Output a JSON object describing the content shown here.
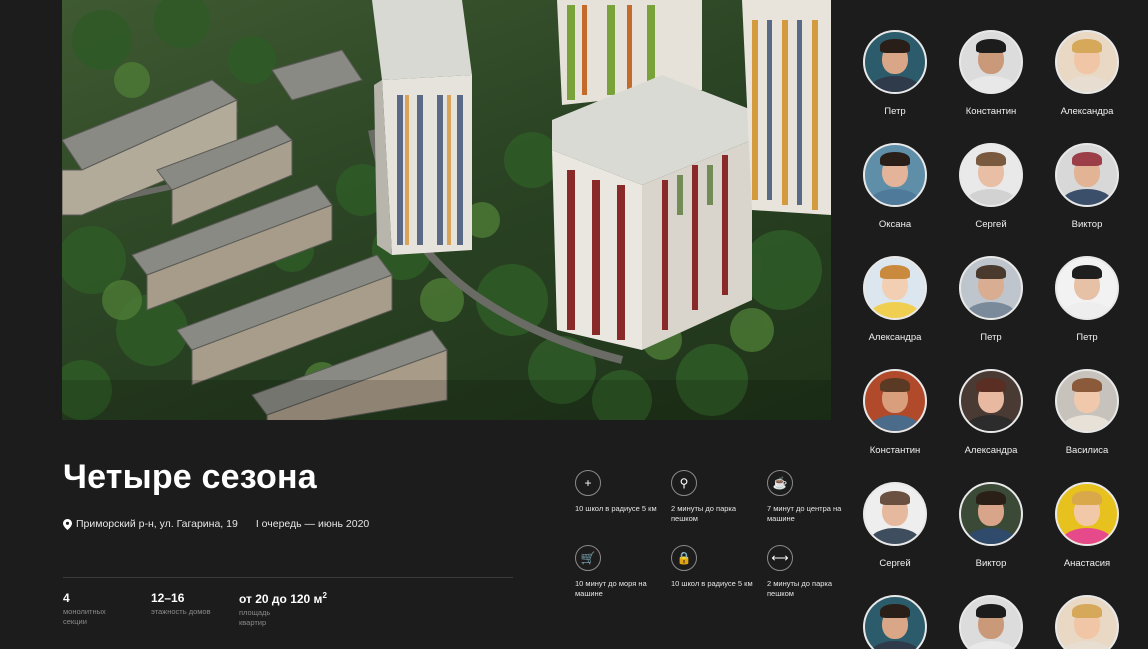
{
  "project": {
    "title": "Четыре сезона",
    "address": "Приморский р-н, ул. Гагарина, 19",
    "queue": "I очередь — июнь 2020"
  },
  "stats": [
    {
      "value": "4",
      "label": "монолитных секции"
    },
    {
      "value": "12–16",
      "label": "этажность домов"
    },
    {
      "value": "от 20 до 120 м",
      "sup": "2",
      "label": "площадь квартир"
    }
  ],
  "features": [
    {
      "icon": "plus-icon",
      "glyph": "+",
      "text": "10 школ в радиусе 5 км"
    },
    {
      "icon": "lamp-icon",
      "glyph": "⚲",
      "text": "2 минуты до парка пешком"
    },
    {
      "icon": "cup-icon",
      "glyph": "☕",
      "text": "7 минут до центра на машине"
    },
    {
      "icon": "cart-icon",
      "glyph": "🛒",
      "text": "10 минут до моря на машине"
    },
    {
      "icon": "bag-icon",
      "glyph": "🔒",
      "text": "10 школ в радиусе 5 км"
    },
    {
      "icon": "dumbbell-icon",
      "glyph": "⟷",
      "text": "2 минуты до парка пешком"
    }
  ],
  "people": [
    {
      "name": "Петр",
      "skin": "#d9a788",
      "hair": "#2a1f18",
      "shirt": "#2f3a4a",
      "bg": "#2c5c6c"
    },
    {
      "name": "Константин",
      "skin": "#c9997a",
      "hair": "#1c1c1c",
      "shirt": "#e8e8e8",
      "bg": "#dcdcdc"
    },
    {
      "name": "Александра",
      "skin": "#f0c6a6",
      "hair": "#d6a85a",
      "shirt": "#e7ddd0",
      "bg": "#e8d8c4"
    },
    {
      "name": "Оксана",
      "skin": "#e3b49a",
      "hair": "#2a1e19",
      "shirt": "#4f7a9a",
      "bg": "#5f8fa8"
    },
    {
      "name": "Сергей",
      "skin": "#e8bfa5",
      "hair": "#7a5a3e",
      "shirt": "#d2d2d2",
      "bg": "#e9e9e9"
    },
    {
      "name": "Виктор",
      "skin": "#e2b394",
      "hair": "#9b3e48",
      "shirt": "#3c4f6a",
      "bg": "#d8d8d8"
    },
    {
      "name": "Александра",
      "skin": "#f2cfb3",
      "hair": "#c98a3e",
      "shirt": "#f0cf50",
      "bg": "#dbe6ee"
    },
    {
      "name": "Петр",
      "skin": "#d9ad92",
      "hair": "#4a3a2e",
      "shirt": "#7a8a9a",
      "bg": "#bfc5cc"
    },
    {
      "name": "Петр",
      "skin": "#e7c1a5",
      "hair": "#1f1f1f",
      "shirt": "#eeeeee",
      "bg": "#f2f2f2"
    },
    {
      "name": "Константин",
      "skin": "#d99e7c",
      "hair": "#5a3a24",
      "shirt": "#4a6b8a",
      "bg": "#b04a2a"
    },
    {
      "name": "Александра",
      "skin": "#e8b9a0",
      "hair": "#5a2e22",
      "shirt": "#2c2c2c",
      "bg": "#4a3a34"
    },
    {
      "name": "Василиса",
      "skin": "#f0c9ad",
      "hair": "#8a5a3a",
      "shirt": "#e8e1d8",
      "bg": "#c8c2bc"
    },
    {
      "name": "Сергей",
      "skin": "#e6b99e",
      "hair": "#6a5040",
      "shirt": "#3e4e5e",
      "bg": "#eeeeee"
    },
    {
      "name": "Виктор",
      "skin": "#d9a58a",
      "hair": "#2a2018",
      "shirt": "#2f4a6a",
      "bg": "#3a4a36"
    },
    {
      "name": "Анастасия",
      "skin": "#f1c9a8",
      "hair": "#d8a84a",
      "shirt": "#e74a8a",
      "bg": "#e7c21e"
    },
    {
      "name": "",
      "skin": "#d9a788",
      "hair": "#2a1f18",
      "shirt": "#2f3a4a",
      "bg": "#2c5c6c"
    },
    {
      "name": "",
      "skin": "#c9997a",
      "hair": "#1c1c1c",
      "shirt": "#e8e8e8",
      "bg": "#dcdcdc"
    },
    {
      "name": "",
      "skin": "#f0c6a6",
      "hair": "#d6a85a",
      "shirt": "#e7ddd0",
      "bg": "#e8d8c4"
    }
  ]
}
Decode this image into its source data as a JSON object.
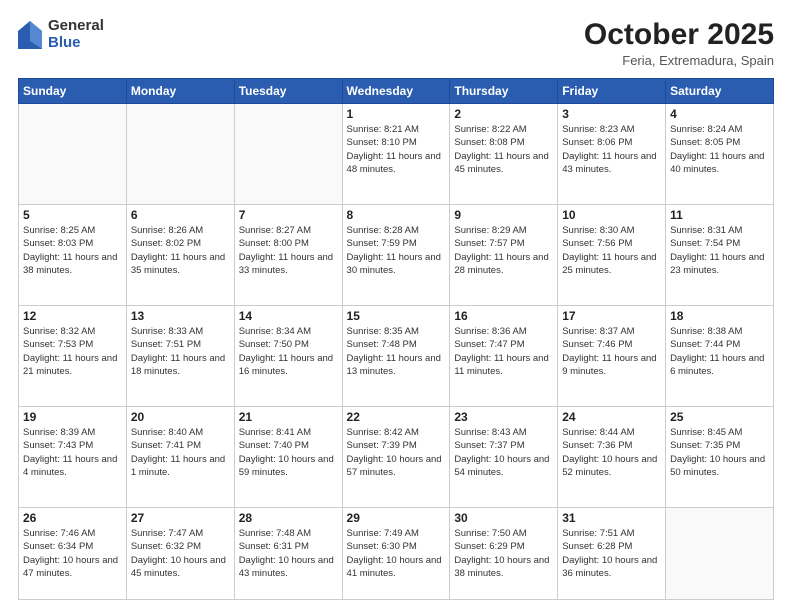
{
  "logo": {
    "general": "General",
    "blue": "Blue"
  },
  "header": {
    "month": "October 2025",
    "location": "Feria, Extremadura, Spain"
  },
  "weekdays": [
    "Sunday",
    "Monday",
    "Tuesday",
    "Wednesday",
    "Thursday",
    "Friday",
    "Saturday"
  ],
  "weeks": [
    [
      {
        "day": "",
        "sunrise": "",
        "sunset": "",
        "daylight": ""
      },
      {
        "day": "",
        "sunrise": "",
        "sunset": "",
        "daylight": ""
      },
      {
        "day": "",
        "sunrise": "",
        "sunset": "",
        "daylight": ""
      },
      {
        "day": "1",
        "sunrise": "Sunrise: 8:21 AM",
        "sunset": "Sunset: 8:10 PM",
        "daylight": "Daylight: 11 hours and 48 minutes."
      },
      {
        "day": "2",
        "sunrise": "Sunrise: 8:22 AM",
        "sunset": "Sunset: 8:08 PM",
        "daylight": "Daylight: 11 hours and 45 minutes."
      },
      {
        "day": "3",
        "sunrise": "Sunrise: 8:23 AM",
        "sunset": "Sunset: 8:06 PM",
        "daylight": "Daylight: 11 hours and 43 minutes."
      },
      {
        "day": "4",
        "sunrise": "Sunrise: 8:24 AM",
        "sunset": "Sunset: 8:05 PM",
        "daylight": "Daylight: 11 hours and 40 minutes."
      }
    ],
    [
      {
        "day": "5",
        "sunrise": "Sunrise: 8:25 AM",
        "sunset": "Sunset: 8:03 PM",
        "daylight": "Daylight: 11 hours and 38 minutes."
      },
      {
        "day": "6",
        "sunrise": "Sunrise: 8:26 AM",
        "sunset": "Sunset: 8:02 PM",
        "daylight": "Daylight: 11 hours and 35 minutes."
      },
      {
        "day": "7",
        "sunrise": "Sunrise: 8:27 AM",
        "sunset": "Sunset: 8:00 PM",
        "daylight": "Daylight: 11 hours and 33 minutes."
      },
      {
        "day": "8",
        "sunrise": "Sunrise: 8:28 AM",
        "sunset": "Sunset: 7:59 PM",
        "daylight": "Daylight: 11 hours and 30 minutes."
      },
      {
        "day": "9",
        "sunrise": "Sunrise: 8:29 AM",
        "sunset": "Sunset: 7:57 PM",
        "daylight": "Daylight: 11 hours and 28 minutes."
      },
      {
        "day": "10",
        "sunrise": "Sunrise: 8:30 AM",
        "sunset": "Sunset: 7:56 PM",
        "daylight": "Daylight: 11 hours and 25 minutes."
      },
      {
        "day": "11",
        "sunrise": "Sunrise: 8:31 AM",
        "sunset": "Sunset: 7:54 PM",
        "daylight": "Daylight: 11 hours and 23 minutes."
      }
    ],
    [
      {
        "day": "12",
        "sunrise": "Sunrise: 8:32 AM",
        "sunset": "Sunset: 7:53 PM",
        "daylight": "Daylight: 11 hours and 21 minutes."
      },
      {
        "day": "13",
        "sunrise": "Sunrise: 8:33 AM",
        "sunset": "Sunset: 7:51 PM",
        "daylight": "Daylight: 11 hours and 18 minutes."
      },
      {
        "day": "14",
        "sunrise": "Sunrise: 8:34 AM",
        "sunset": "Sunset: 7:50 PM",
        "daylight": "Daylight: 11 hours and 16 minutes."
      },
      {
        "day": "15",
        "sunrise": "Sunrise: 8:35 AM",
        "sunset": "Sunset: 7:48 PM",
        "daylight": "Daylight: 11 hours and 13 minutes."
      },
      {
        "day": "16",
        "sunrise": "Sunrise: 8:36 AM",
        "sunset": "Sunset: 7:47 PM",
        "daylight": "Daylight: 11 hours and 11 minutes."
      },
      {
        "day": "17",
        "sunrise": "Sunrise: 8:37 AM",
        "sunset": "Sunset: 7:46 PM",
        "daylight": "Daylight: 11 hours and 9 minutes."
      },
      {
        "day": "18",
        "sunrise": "Sunrise: 8:38 AM",
        "sunset": "Sunset: 7:44 PM",
        "daylight": "Daylight: 11 hours and 6 minutes."
      }
    ],
    [
      {
        "day": "19",
        "sunrise": "Sunrise: 8:39 AM",
        "sunset": "Sunset: 7:43 PM",
        "daylight": "Daylight: 11 hours and 4 minutes."
      },
      {
        "day": "20",
        "sunrise": "Sunrise: 8:40 AM",
        "sunset": "Sunset: 7:41 PM",
        "daylight": "Daylight: 11 hours and 1 minute."
      },
      {
        "day": "21",
        "sunrise": "Sunrise: 8:41 AM",
        "sunset": "Sunset: 7:40 PM",
        "daylight": "Daylight: 10 hours and 59 minutes."
      },
      {
        "day": "22",
        "sunrise": "Sunrise: 8:42 AM",
        "sunset": "Sunset: 7:39 PM",
        "daylight": "Daylight: 10 hours and 57 minutes."
      },
      {
        "day": "23",
        "sunrise": "Sunrise: 8:43 AM",
        "sunset": "Sunset: 7:37 PM",
        "daylight": "Daylight: 10 hours and 54 minutes."
      },
      {
        "day": "24",
        "sunrise": "Sunrise: 8:44 AM",
        "sunset": "Sunset: 7:36 PM",
        "daylight": "Daylight: 10 hours and 52 minutes."
      },
      {
        "day": "25",
        "sunrise": "Sunrise: 8:45 AM",
        "sunset": "Sunset: 7:35 PM",
        "daylight": "Daylight: 10 hours and 50 minutes."
      }
    ],
    [
      {
        "day": "26",
        "sunrise": "Sunrise: 7:46 AM",
        "sunset": "Sunset: 6:34 PM",
        "daylight": "Daylight: 10 hours and 47 minutes."
      },
      {
        "day": "27",
        "sunrise": "Sunrise: 7:47 AM",
        "sunset": "Sunset: 6:32 PM",
        "daylight": "Daylight: 10 hours and 45 minutes."
      },
      {
        "day": "28",
        "sunrise": "Sunrise: 7:48 AM",
        "sunset": "Sunset: 6:31 PM",
        "daylight": "Daylight: 10 hours and 43 minutes."
      },
      {
        "day": "29",
        "sunrise": "Sunrise: 7:49 AM",
        "sunset": "Sunset: 6:30 PM",
        "daylight": "Daylight: 10 hours and 41 minutes."
      },
      {
        "day": "30",
        "sunrise": "Sunrise: 7:50 AM",
        "sunset": "Sunset: 6:29 PM",
        "daylight": "Daylight: 10 hours and 38 minutes."
      },
      {
        "day": "31",
        "sunrise": "Sunrise: 7:51 AM",
        "sunset": "Sunset: 6:28 PM",
        "daylight": "Daylight: 10 hours and 36 minutes."
      },
      {
        "day": "",
        "sunrise": "",
        "sunset": "",
        "daylight": ""
      }
    ]
  ]
}
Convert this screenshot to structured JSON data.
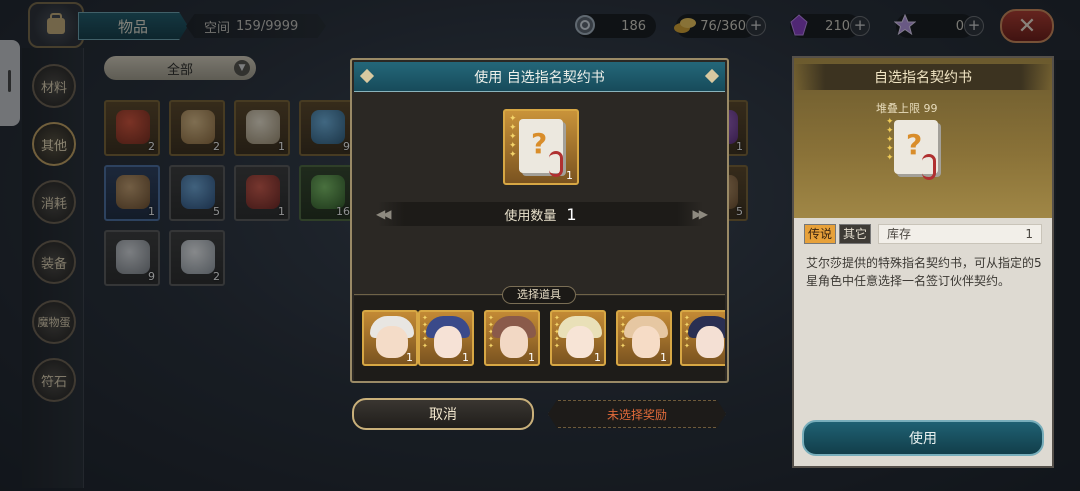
{
  "topbar": {
    "title": "物品",
    "space_label": "空间",
    "space_value": "159/9999",
    "resources": [
      {
        "icon": "spiral-icon",
        "value": "186"
      },
      {
        "icon": "gold-coins-icon",
        "value": "76/360"
      },
      {
        "icon": "purple-crystal-icon",
        "value": "210"
      },
      {
        "icon": "star-gem-icon",
        "value": "0"
      }
    ],
    "plus": "+",
    "close": "✕"
  },
  "sidebar": {
    "items": [
      {
        "label": "材料"
      },
      {
        "label": "其他"
      },
      {
        "label": "消耗"
      },
      {
        "label": "装备"
      },
      {
        "label": "魔物蛋"
      },
      {
        "label": "符石"
      }
    ],
    "active": 1
  },
  "inventory": {
    "filter": "全部",
    "items": [
      {
        "icon": "amulet-icon",
        "count": "2"
      },
      {
        "icon": "leather-pack-icon",
        "count": "2"
      },
      {
        "icon": "scroll-bundle-icon",
        "count": "1"
      },
      {
        "icon": "blue-pendant-icon",
        "count": "9"
      },
      {
        "icon": "sack-icon",
        "count": "1"
      },
      {
        "icon": "blue-ore-icon",
        "count": "5"
      },
      {
        "icon": "red-ore-icon",
        "count": "1"
      },
      {
        "icon": "green-ore-icon",
        "count": "16"
      },
      {
        "icon": "silver-pouch-icon",
        "count": "9"
      },
      {
        "icon": "white-pouch-icon",
        "count": "2"
      },
      {
        "icon": "purple-item-icon",
        "count": "1"
      },
      {
        "icon": "sack-icon",
        "count": "5"
      }
    ]
  },
  "dialog": {
    "title": "使用 自选指名契约书",
    "item_count": "1",
    "qty_label": "使用数量",
    "qty_value": "1",
    "choose_label": "选择道具",
    "heroes": [
      {
        "count": "1"
      },
      {
        "count": "1"
      },
      {
        "count": "1"
      },
      {
        "count": "1"
      },
      {
        "count": "1"
      },
      {
        "count": "1"
      }
    ],
    "cancel": "取消",
    "no_reward": "未选择奖励"
  },
  "detail": {
    "title": "自选指名契约书",
    "stack_limit": "堆叠上限 99",
    "tag_legend": "传说",
    "tag_other": "其它",
    "stock_label": "库存",
    "stock_value": "1",
    "description": "艾尔莎提供的特殊指名契约书，可从指定的5星角色中任意选择一名签订伙伴契约。",
    "use": "使用"
  },
  "colors": {
    "accent_teal": "#1f6173",
    "gold_border": "#d7a744",
    "warning": "#e06a3a"
  }
}
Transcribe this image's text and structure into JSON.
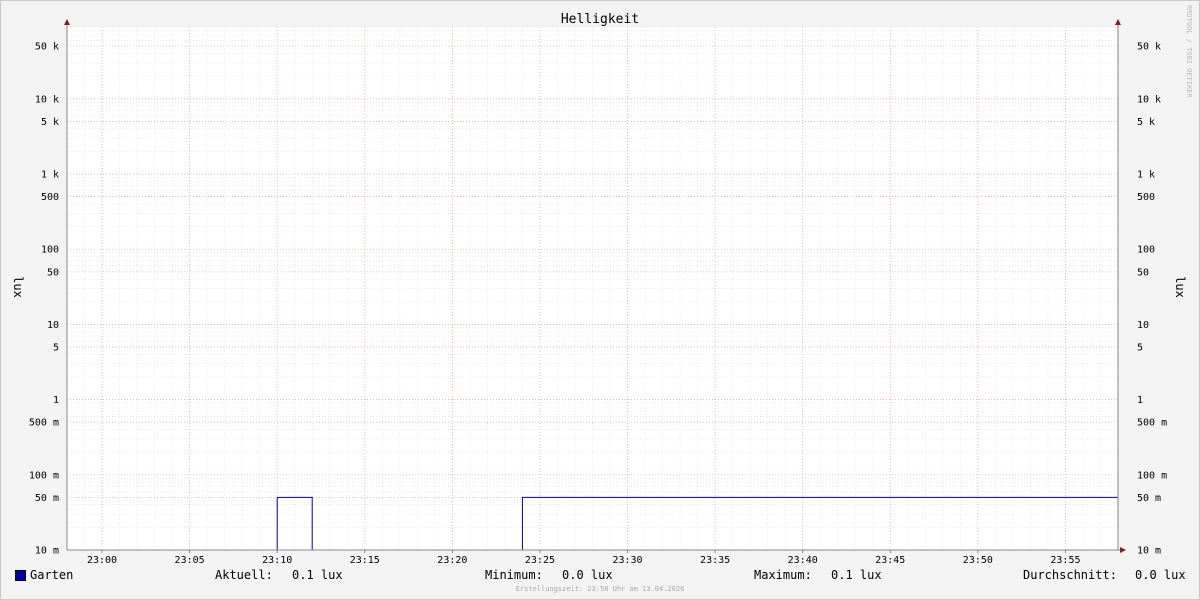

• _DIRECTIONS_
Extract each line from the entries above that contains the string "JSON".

• _WRITTEN SOLUTION_
Output a JSON object describing the content shown here.
Decode this image into its source data as a JSON object.
Convert this screenshot to structured JSON data.
Transcribe this image's text and structure into JSON.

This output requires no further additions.